The task —
Lines that include the string "header" are the ones to copy from the entries below.

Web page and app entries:
# # # #

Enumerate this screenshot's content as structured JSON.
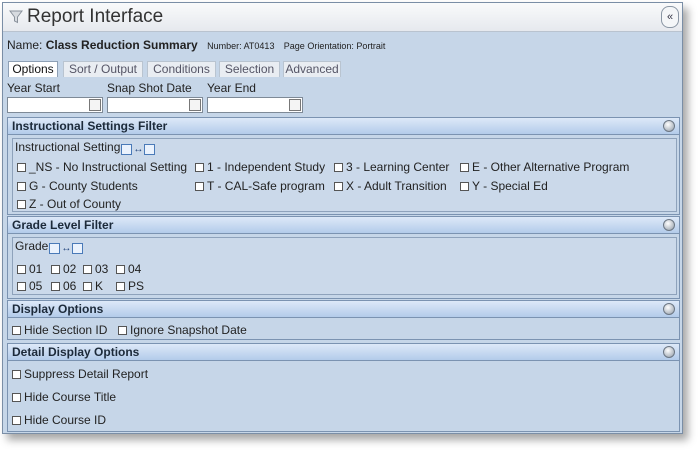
{
  "window": {
    "title": "Report Interface",
    "collapse_glyph": "«"
  },
  "report": {
    "name_label": "Name:",
    "name_value": "Class Reduction Summary",
    "number": "Number: AT0413",
    "orientation": "Page Orientation: Portrait"
  },
  "tabs": [
    "Options",
    "Sort / Output",
    "Conditions",
    "Selection",
    "Advanced"
  ],
  "fields": [
    {
      "label": "Year Start",
      "value": ""
    },
    {
      "label": "Snap Shot Date",
      "value": ""
    },
    {
      "label": "Year End",
      "value": ""
    }
  ],
  "instructional": {
    "header": "Instructional Settings Filter",
    "group_label": "Instructional Setting",
    "options": [
      "_NS - No Instructional Setting",
      "1 - Independent Study",
      "3 - Learning Center",
      "E - Other Alternative Program",
      "G - County Students",
      "T - CAL-Safe program",
      "X - Adult Transition",
      "Y - Special Ed",
      "Z - Out of County"
    ]
  },
  "grade": {
    "header": "Grade Level Filter",
    "group_label": "Grade",
    "options": [
      "01",
      "02",
      "03",
      "04",
      "05",
      "06",
      "K",
      "PS"
    ]
  },
  "display": {
    "header": "Display Options",
    "options": [
      "Hide Section ID",
      "Ignore Snapshot Date"
    ]
  },
  "detail": {
    "header": "Detail Display Options",
    "options": [
      "Suppress Detail Report",
      "Hide Course Title",
      "Hide Course ID"
    ]
  },
  "icons": {
    "title": "filter-funnel-icon",
    "date": "calendar-icon",
    "toggle": "collapse-circle-icon",
    "select_all": "select-all-toggle-icon"
  }
}
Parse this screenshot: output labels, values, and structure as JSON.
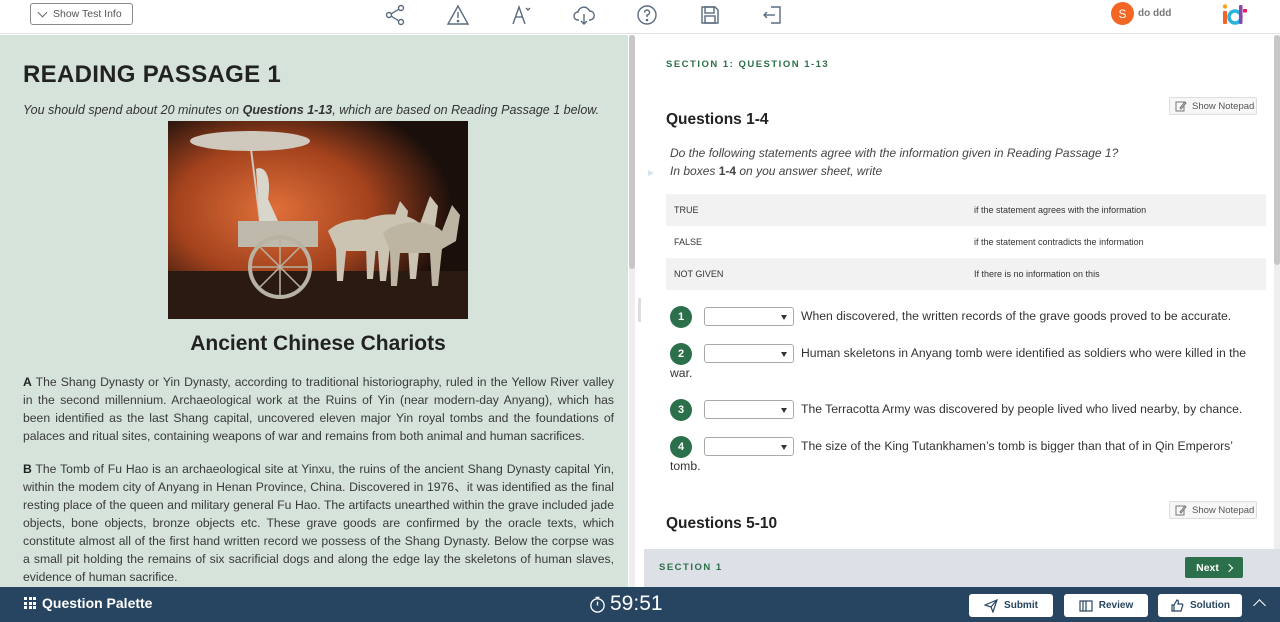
{
  "topbar": {
    "show_test_info": "Show Test Info",
    "tools": [
      "share-icon",
      "warning-icon",
      "font-size-icon",
      "download-icon",
      "help-icon",
      "save-icon",
      "exit-icon"
    ],
    "user_initial": "S",
    "user_name": "do ddd"
  },
  "passage": {
    "title": "READING PASSAGE 1",
    "intro_pre": "You should spend about 20 minutes on ",
    "intro_bold": "Questions 1-13",
    "intro_post": ", which are based on Reading Passage 1 below.",
    "heading": "Ancient Chinese Chariots",
    "paragraphs": [
      {
        "letter": "A",
        "text": " The Shang Dynasty or Yin Dynasty, according to traditional historiography, ruled in the Yellow River valley in the second millennium. Archaeological work at the Ruins of Yin (near modern-day Anyang), which has been identified as the last Shang capital, uncovered eleven major Yin royal tombs and the foundations of palaces and ritual sites, containing weapons of war and remains from both animal and human sacrifices."
      },
      {
        "letter": "B",
        "text": " The Tomb of Fu Hao is an archaeological site at Yinxu, the ruins of the ancient Shang Dynasty capital Yin, within the modem city of Anyang in Henan Province, China. Discovered in 1976、it was identified as the final resting place of the queen and military general Fu Hao. The artifacts unearthed within the grave included jade objects, bone objects, bronze objects etc. These grave goods are confirmed by the oracle texts, which constitute almost all of the first hand written record we possess of the Shang Dynasty. Below the corpse was a small pit holding the remains of six sacrificial dogs and along the edge lay the skeletons of human slaves, evidence of human sacrifice."
      }
    ]
  },
  "questions_panel": {
    "section_label": "SECTION 1: QUESTION 1-13",
    "notepad_label": "Show Notepad",
    "group1_title": "Questions 1-4",
    "instr1": "Do the following statements agree with the information given in Reading Passage 1?",
    "instr2_pre": "In boxes ",
    "instr2_bold": "1-4",
    "instr2_post": " on you answer sheet, write",
    "key_rows": [
      {
        "term": "TRUE",
        "def": "if the statement agrees with the information"
      },
      {
        "term": "FALSE",
        "def": "if the statement contradicts the information"
      },
      {
        "term": "NOT GIVEN",
        "def": "If there is no information on this"
      }
    ],
    "questions": [
      {
        "num": "1",
        "text": "When discovered, the written records of the grave goods proved to be accurate."
      },
      {
        "num": "2",
        "text": "Human skeletons in Anyang tomb were identified as soldiers who were killed in the war."
      },
      {
        "num": "3",
        "text": "The Terracotta Army was discovered by people lived who lived nearby, by chance."
      },
      {
        "num": "4",
        "text": "The size of the King Tutankhamen’s tomb is bigger than that of in Qin Emperors’ tomb."
      }
    ],
    "group2_title": "Questions 5-10"
  },
  "section_strip": {
    "label": "SECTION 1",
    "next_label": "Next"
  },
  "bottombar": {
    "palette_label": "Question Palette",
    "timer": "59:51",
    "submit_label": "Submit",
    "review_label": "Review",
    "solution_label": "Solution"
  },
  "colors": {
    "accent_green": "#2c6f4b",
    "left_panel_bg": "#d5e3da",
    "bottom_bar": "#274560",
    "avatar": "#f26522"
  }
}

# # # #

Answer to this exercise —
    "header": "Instructional Settings Filter",
    "header": "Grade Level Filter",
    "header": "Display Options",
    "header": "Detail Display Options",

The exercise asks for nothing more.